(Records contained in a dataset)
------------------------------------------------

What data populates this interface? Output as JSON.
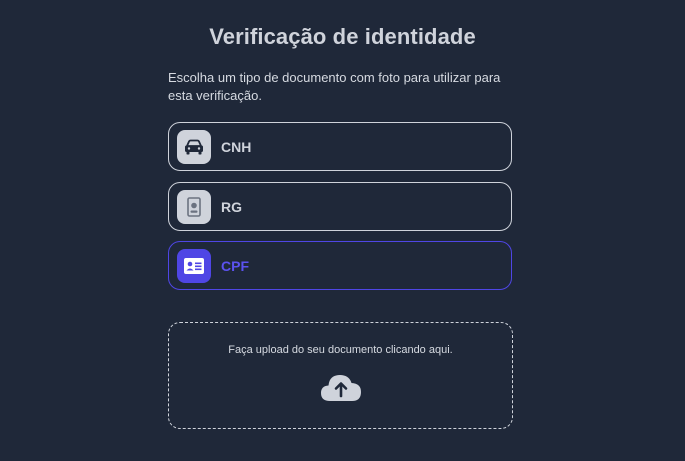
{
  "page": {
    "title": "Verificação de identidade",
    "subtitle": "Escolha um tipo de documento com foto para utilizar para esta verificação."
  },
  "options": [
    {
      "label": "CNH",
      "icon": "car-icon",
      "selected": false
    },
    {
      "label": "RG",
      "icon": "id-badge-icon",
      "selected": false
    },
    {
      "label": "CPF",
      "icon": "id-card-icon",
      "selected": true
    }
  ],
  "upload": {
    "text": "Faça upload do seu documento clicando aqui.",
    "icon": "cloud-upload-icon"
  },
  "colors": {
    "background": "#1f2839",
    "text": "#cfd3db",
    "accent": "#4f46e5"
  }
}
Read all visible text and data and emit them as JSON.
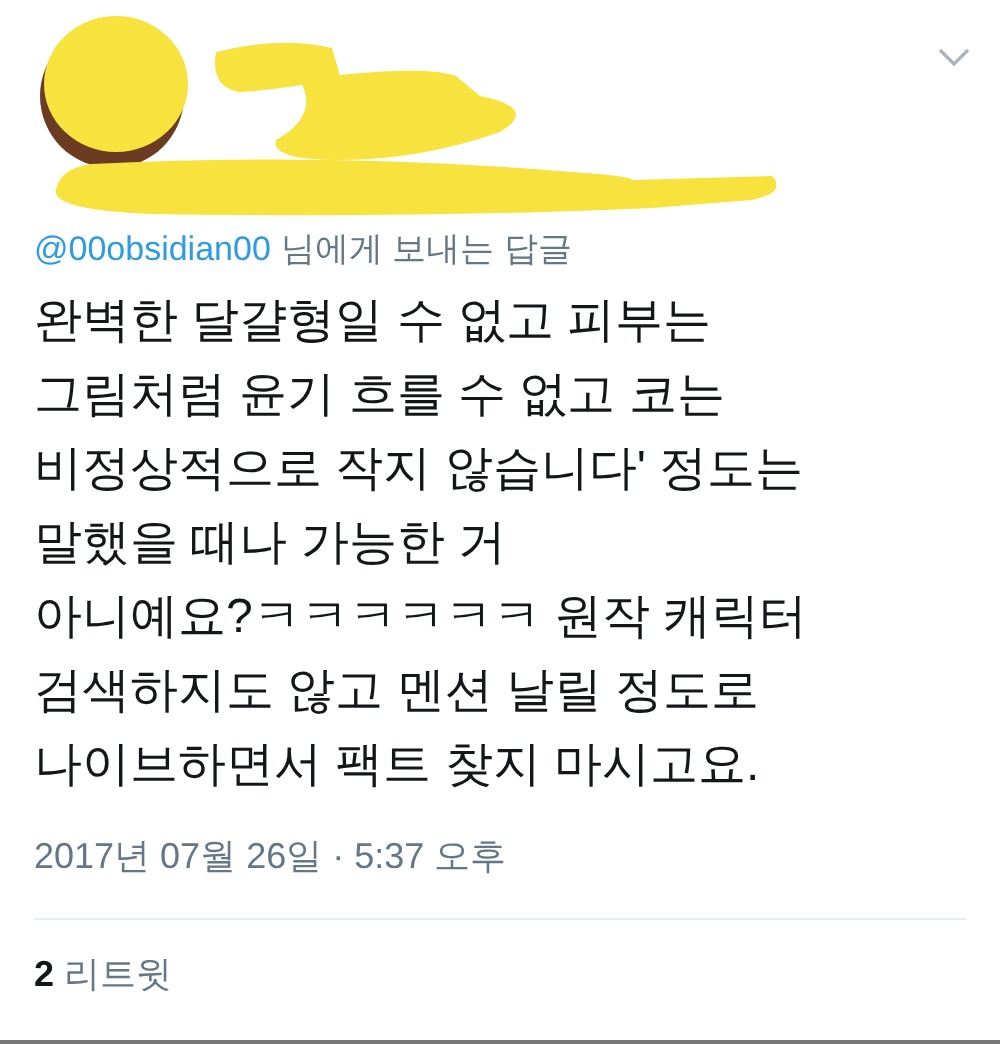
{
  "reply_to": {
    "handle": "@00obsidian00",
    "label": "님에게 보내는 답글"
  },
  "tweet_text": "완벽한 달걀형일 수 없고 피부는\n그림처럼 윤기 흐를 수 없고 코는\n비정상적으로 작지 않습니다' 정도는\n말했을 때나 가능한 거\n아니예요?ㅋㅋㅋㅋㅋㅋ 원작 캐릭터\n검색하지도 않고 멘션 날릴 정도로\n나이브하면서 팩트 찾지 마시고요.",
  "timestamp": "2017년 07월 26일 · 5:37 오후",
  "retweets": {
    "count": "2",
    "label": "리트윗"
  }
}
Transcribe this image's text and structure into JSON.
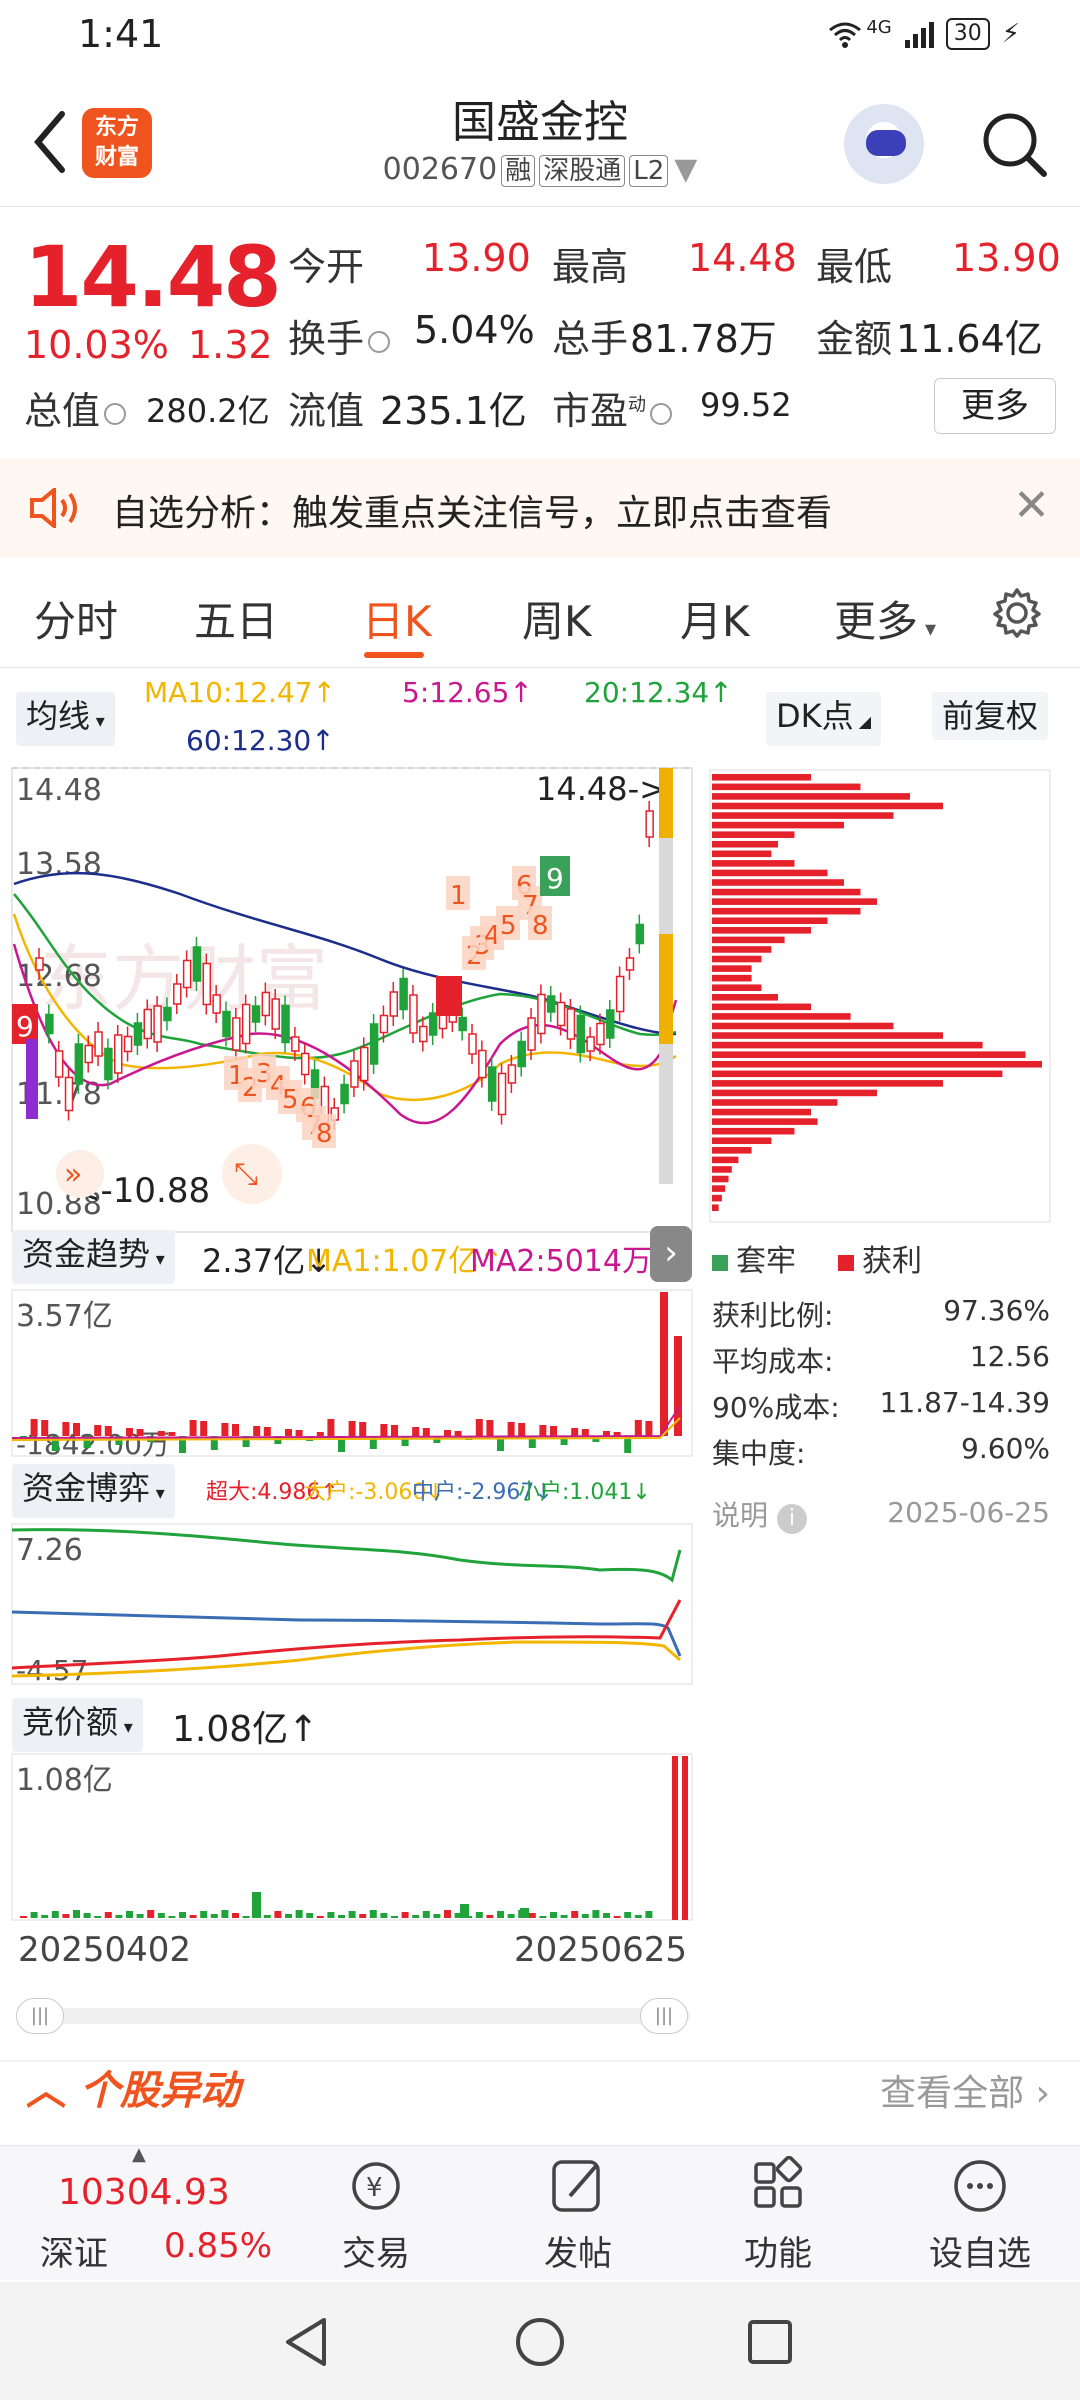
{
  "status": {
    "time": "1:41",
    "network": "4G",
    "battery": "30"
  },
  "header": {
    "stock_name": "国盛金控",
    "code": "002670",
    "tags": [
      "融",
      "深股通",
      "L2"
    ],
    "logo_text": "东方财富"
  },
  "quote": {
    "price": "14.48",
    "pct": "10.03%",
    "change": "1.32",
    "open_label": "今开",
    "open": "13.90",
    "high_label": "最高",
    "high": "14.48",
    "low_label": "最低",
    "low": "13.90",
    "turnover_label": "换手",
    "turnover": "5.04%",
    "volume_label": "总手",
    "volume": "81.78万",
    "amount_label": "金额",
    "amount": "11.64亿",
    "mcap_label": "总值",
    "mcap": "280.2亿",
    "float_label": "流值",
    "float": "235.1亿",
    "pe_label": "市盈",
    "pe_sup": "动",
    "pe": "99.52",
    "more": "更多"
  },
  "banner": {
    "text": "自选分析：触发重点关注信号，立即点击查看"
  },
  "tabs": [
    "分时",
    "五日",
    "日K",
    "周K",
    "月K",
    "更多"
  ],
  "active_tab": "日K",
  "kline": {
    "ma_selector": "均线",
    "ma10": "MA10:12.47↑",
    "ma5": "5:12.65↑",
    "ma20": "20:12.34↑",
    "ma60": "60:12.30↑",
    "dk_button": "DK点",
    "adjust_button": "前复权",
    "axis": [
      "14.48",
      "13.58",
      "12.68",
      "11.78",
      "10.88"
    ],
    "max_flag": "14.48->",
    "min_flag": "<-10.88",
    "signals_top": [
      "1",
      "2",
      "3",
      "4",
      "5",
      "6",
      "7",
      "8"
    ],
    "signal_nine": "9"
  },
  "chip": {
    "legend_trapped": "套牢",
    "legend_profit": "获利",
    "rows": [
      {
        "label": "获利比例:",
        "value": "97.36%"
      },
      {
        "label": "平均成本:",
        "value": "12.56"
      },
      {
        "label": "90%成本:",
        "value": "11.87-14.39"
      },
      {
        "label": "集中度:",
        "value": "9.60%"
      }
    ],
    "note": "说明",
    "date": "2025-06-25"
  },
  "fund_trend": {
    "selector": "资金趋势",
    "value": "2.37亿↓",
    "ma1": "MA1:1.07亿↑",
    "ma2": "MA2:5014万↑",
    "top": "3.57亿",
    "bottom": "-1842.00万"
  },
  "fund_game": {
    "selector": "资金博弈",
    "super": "超大:4.986↑",
    "big": "大户:-3.060↓",
    "mid": "中户:-2.967↓",
    "small": "小户:1.041↓",
    "top": "7.26",
    "bottom": "-4.57"
  },
  "auction": {
    "selector": "竞价额",
    "value": "1.08亿↑",
    "top": "1.08亿"
  },
  "dates": {
    "start": "20250402",
    "end": "20250625"
  },
  "section": {
    "title": "个股异动",
    "view_all": "查看全部"
  },
  "index": {
    "value": "10304.93",
    "name": "深证",
    "pct": "0.85%"
  },
  "bottom_nav": [
    "交易",
    "发帖",
    "功能",
    "设自选"
  ],
  "colors": {
    "up": "#e5212b",
    "down": "#1fa33a",
    "accent": "#f0541e",
    "ma10": "#f2b600",
    "ma5": "#c9188f",
    "ma20": "#1fa33a",
    "ma60": "#1b2e8c"
  }
}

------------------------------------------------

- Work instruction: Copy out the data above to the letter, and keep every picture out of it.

- Result below:
What data populates this interface? Output as JSON.
{
  "page": {
    "title": "Verificação de identidade",
    "subtitle": "Escolha um tipo de documento com foto para utilizar para esta verificação."
  },
  "options": [
    {
      "label": "CNH",
      "icon": "car-icon",
      "selected": false
    },
    {
      "label": "RG",
      "icon": "id-badge-icon",
      "selected": false
    },
    {
      "label": "CPF",
      "icon": "id-card-icon",
      "selected": true
    }
  ],
  "upload": {
    "text": "Faça upload do seu documento clicando aqui.",
    "icon": "cloud-upload-icon"
  },
  "colors": {
    "background": "#1f2839",
    "text": "#cfd3db",
    "accent": "#4f46e5"
  }
}
Read all visible text and data and emit them as JSON.
{
  "reply_to": {
    "handle": "@00obsidian00",
    "label": "님에게 보내는 답글"
  },
  "tweet_text": "완벽한 달걀형일 수 없고 피부는\n그림처럼 윤기 흐를 수 없고 코는\n비정상적으로 작지 않습니다' 정도는\n말했을 때나 가능한 거\n아니예요?ㅋㅋㅋㅋㅋㅋ 원작 캐릭터\n검색하지도 않고 멘션 날릴 정도로\n나이브하면서 팩트 찾지 마시고요.",
  "timestamp": "2017년 07월 26일 · 5:37 오후",
  "retweets": {
    "count": "2",
    "label": "리트윗"
  }
}
Transcribe this image's text and structure into JSON.
{
  "status": {
    "time": "1:41",
    "network": "4G",
    "battery": "30"
  },
  "header": {
    "stock_name": "国盛金控",
    "code": "002670",
    "tags": [
      "融",
      "深股通",
      "L2"
    ],
    "logo_text": "东方财富"
  },
  "quote": {
    "price": "14.48",
    "pct": "10.03%",
    "change": "1.32",
    "open_label": "今开",
    "open": "13.90",
    "high_label": "最高",
    "high": "14.48",
    "low_label": "最低",
    "low": "13.90",
    "turnover_label": "换手",
    "turnover": "5.04%",
    "volume_label": "总手",
    "volume": "81.78万",
    "amount_label": "金额",
    "amount": "11.64亿",
    "mcap_label": "总值",
    "mcap": "280.2亿",
    "float_label": "流值",
    "float": "235.1亿",
    "pe_label": "市盈",
    "pe_sup": "动",
    "pe": "99.52",
    "more": "更多"
  },
  "banner": {
    "text": "自选分析：触发重点关注信号，立即点击查看"
  },
  "tabs": [
    "分时",
    "五日",
    "日K",
    "周K",
    "月K",
    "更多"
  ],
  "active_tab": "日K",
  "kline": {
    "ma_selector": "均线",
    "ma10": "MA10:12.47↑",
    "ma5": "5:12.65↑",
    "ma20": "20:12.34↑",
    "ma60": "60:12.30↑",
    "dk_button": "DK点",
    "adjust_button": "前复权",
    "axis": [
      "14.48",
      "13.58",
      "12.68",
      "11.78",
      "10.88"
    ],
    "max_flag": "14.48->",
    "min_flag": "<-10.88",
    "signals_top": [
      "1",
      "2",
      "3",
      "4",
      "5",
      "6",
      "7",
      "8"
    ],
    "signal_nine": "9"
  },
  "chip": {
    "legend_trapped": "套牢",
    "legend_profit": "获利",
    "rows": [
      {
        "label": "获利比例:",
        "value": "97.36%"
      },
      {
        "label": "平均成本:",
        "value": "12.56"
      },
      {
        "label": "90%成本:",
        "value": "11.87-14.39"
      },
      {
        "label": "集中度:",
        "value": "9.60%"
      }
    ],
    "note": "说明",
    "date": "2025-06-25"
  },
  "fund_trend": {
    "selector": "资金趋势",
    "value": "2.37亿↓",
    "ma1": "MA1:1.07亿↑",
    "ma2": "MA2:5014万↑",
    "top": "3.57亿",
    "bottom": "-1842.00万"
  },
  "fund_game": {
    "selector": "资金博弈",
    "super": "超大:4.986↑",
    "big": "大户:-3.060↓",
    "mid": "中户:-2.967↓",
    "small": "小户:1.041↓",
    "top": "7.26",
    "bottom": "-4.57"
  },
  "auction": {
    "selector": "竞价额",
    "value": "1.08亿↑",
    "top": "1.08亿"
  },
  "dates": {
    "start": "20250402",
    "end": "20250625"
  },
  "section": {
    "title": "个股异动",
    "view_all": "查看全部"
  },
  "index": {
    "value": "10304.93",
    "name": "深证",
    "pct": "0.85%"
  },
  "bottom_nav": [
    "交易",
    "发帖",
    "功能",
    "设自选"
  ],
  "colors": {
    "up": "#e5212b",
    "down": "#1fa33a",
    "accent": "#f0541e",
    "ma10": "#f2b600",
    "ma5": "#c9188f",
    "ma20": "#1fa33a",
    "ma60": "#1b2e8c"
  }
}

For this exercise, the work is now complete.